#### STUDY MATERIAL ####

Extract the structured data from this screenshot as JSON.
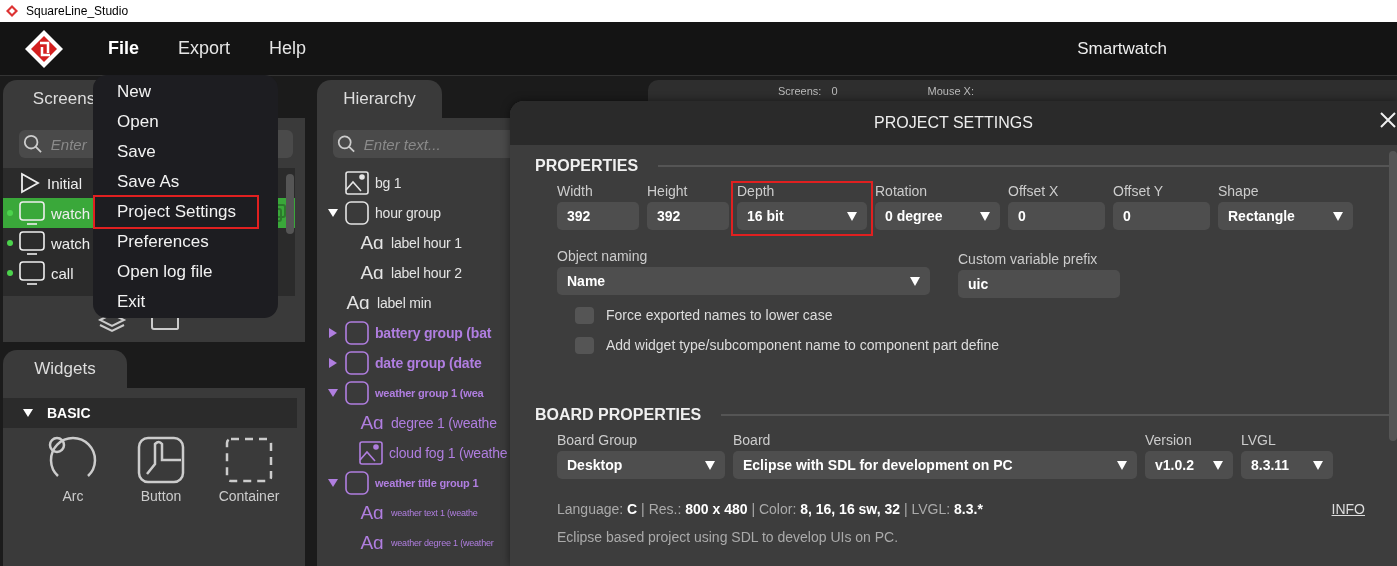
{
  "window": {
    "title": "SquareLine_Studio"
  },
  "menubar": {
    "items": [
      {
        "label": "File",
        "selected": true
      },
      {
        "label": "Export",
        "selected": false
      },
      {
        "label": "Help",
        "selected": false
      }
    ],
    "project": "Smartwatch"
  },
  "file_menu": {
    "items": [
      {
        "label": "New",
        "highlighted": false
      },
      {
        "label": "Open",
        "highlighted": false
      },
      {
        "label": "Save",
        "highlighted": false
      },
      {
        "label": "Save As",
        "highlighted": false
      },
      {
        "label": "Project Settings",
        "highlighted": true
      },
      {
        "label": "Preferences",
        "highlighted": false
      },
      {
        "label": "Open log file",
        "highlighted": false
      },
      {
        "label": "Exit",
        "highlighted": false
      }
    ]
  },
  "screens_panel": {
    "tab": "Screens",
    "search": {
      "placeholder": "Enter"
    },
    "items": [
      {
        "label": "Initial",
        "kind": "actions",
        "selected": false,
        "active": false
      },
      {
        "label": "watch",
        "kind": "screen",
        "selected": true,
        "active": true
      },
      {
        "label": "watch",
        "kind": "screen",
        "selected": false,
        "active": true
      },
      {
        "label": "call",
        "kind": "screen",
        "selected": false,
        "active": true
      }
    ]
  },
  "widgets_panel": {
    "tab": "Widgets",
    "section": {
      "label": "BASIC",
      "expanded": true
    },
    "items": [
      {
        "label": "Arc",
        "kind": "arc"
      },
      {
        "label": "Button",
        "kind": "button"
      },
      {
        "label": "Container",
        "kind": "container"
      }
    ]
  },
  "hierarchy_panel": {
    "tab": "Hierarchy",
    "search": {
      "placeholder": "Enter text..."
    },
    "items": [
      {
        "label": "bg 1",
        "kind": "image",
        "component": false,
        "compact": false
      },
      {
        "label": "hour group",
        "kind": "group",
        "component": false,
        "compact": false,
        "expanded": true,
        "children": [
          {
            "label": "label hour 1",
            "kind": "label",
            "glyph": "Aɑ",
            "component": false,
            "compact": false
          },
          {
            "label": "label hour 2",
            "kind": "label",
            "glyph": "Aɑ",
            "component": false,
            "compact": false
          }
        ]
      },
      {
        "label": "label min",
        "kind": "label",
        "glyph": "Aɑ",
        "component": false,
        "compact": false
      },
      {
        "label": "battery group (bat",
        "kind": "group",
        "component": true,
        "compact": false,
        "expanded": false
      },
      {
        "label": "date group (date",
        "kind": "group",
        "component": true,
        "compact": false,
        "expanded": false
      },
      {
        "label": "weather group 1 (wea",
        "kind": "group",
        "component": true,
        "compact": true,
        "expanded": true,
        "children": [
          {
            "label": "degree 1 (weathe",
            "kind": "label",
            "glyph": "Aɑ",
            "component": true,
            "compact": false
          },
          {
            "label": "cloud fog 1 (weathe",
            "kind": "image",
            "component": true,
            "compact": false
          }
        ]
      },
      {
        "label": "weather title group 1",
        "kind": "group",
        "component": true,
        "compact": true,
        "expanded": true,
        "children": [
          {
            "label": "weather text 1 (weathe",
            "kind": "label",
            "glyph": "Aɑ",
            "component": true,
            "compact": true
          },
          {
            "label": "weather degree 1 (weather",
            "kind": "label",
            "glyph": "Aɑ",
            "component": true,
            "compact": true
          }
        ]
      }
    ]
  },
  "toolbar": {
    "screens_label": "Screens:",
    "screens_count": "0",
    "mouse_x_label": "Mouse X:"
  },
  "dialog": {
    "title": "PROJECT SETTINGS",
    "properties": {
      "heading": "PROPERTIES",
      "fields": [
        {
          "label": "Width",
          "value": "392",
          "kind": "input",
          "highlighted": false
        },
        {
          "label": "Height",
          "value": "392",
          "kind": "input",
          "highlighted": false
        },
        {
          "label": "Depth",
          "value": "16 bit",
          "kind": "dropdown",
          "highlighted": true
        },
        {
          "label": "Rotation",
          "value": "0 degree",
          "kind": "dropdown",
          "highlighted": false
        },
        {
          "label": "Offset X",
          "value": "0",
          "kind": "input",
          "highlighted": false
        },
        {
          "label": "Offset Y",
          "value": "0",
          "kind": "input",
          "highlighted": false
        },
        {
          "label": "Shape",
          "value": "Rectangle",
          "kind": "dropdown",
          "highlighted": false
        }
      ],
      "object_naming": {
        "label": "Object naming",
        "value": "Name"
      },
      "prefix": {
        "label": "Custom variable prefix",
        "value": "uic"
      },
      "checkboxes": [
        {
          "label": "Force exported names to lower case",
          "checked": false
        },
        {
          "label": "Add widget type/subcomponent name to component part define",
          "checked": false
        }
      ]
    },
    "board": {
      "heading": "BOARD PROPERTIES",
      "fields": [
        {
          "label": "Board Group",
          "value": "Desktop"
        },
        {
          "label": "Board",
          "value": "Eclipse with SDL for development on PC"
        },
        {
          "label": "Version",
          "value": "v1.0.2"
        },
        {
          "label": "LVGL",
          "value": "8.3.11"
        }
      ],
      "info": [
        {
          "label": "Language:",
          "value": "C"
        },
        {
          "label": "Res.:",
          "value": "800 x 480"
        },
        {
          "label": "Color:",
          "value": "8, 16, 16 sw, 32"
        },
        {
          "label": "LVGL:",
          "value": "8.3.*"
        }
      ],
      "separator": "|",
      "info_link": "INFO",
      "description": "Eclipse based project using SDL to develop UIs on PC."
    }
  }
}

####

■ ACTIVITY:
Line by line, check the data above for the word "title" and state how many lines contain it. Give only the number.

■ OUTPUT OF THE TASK:
3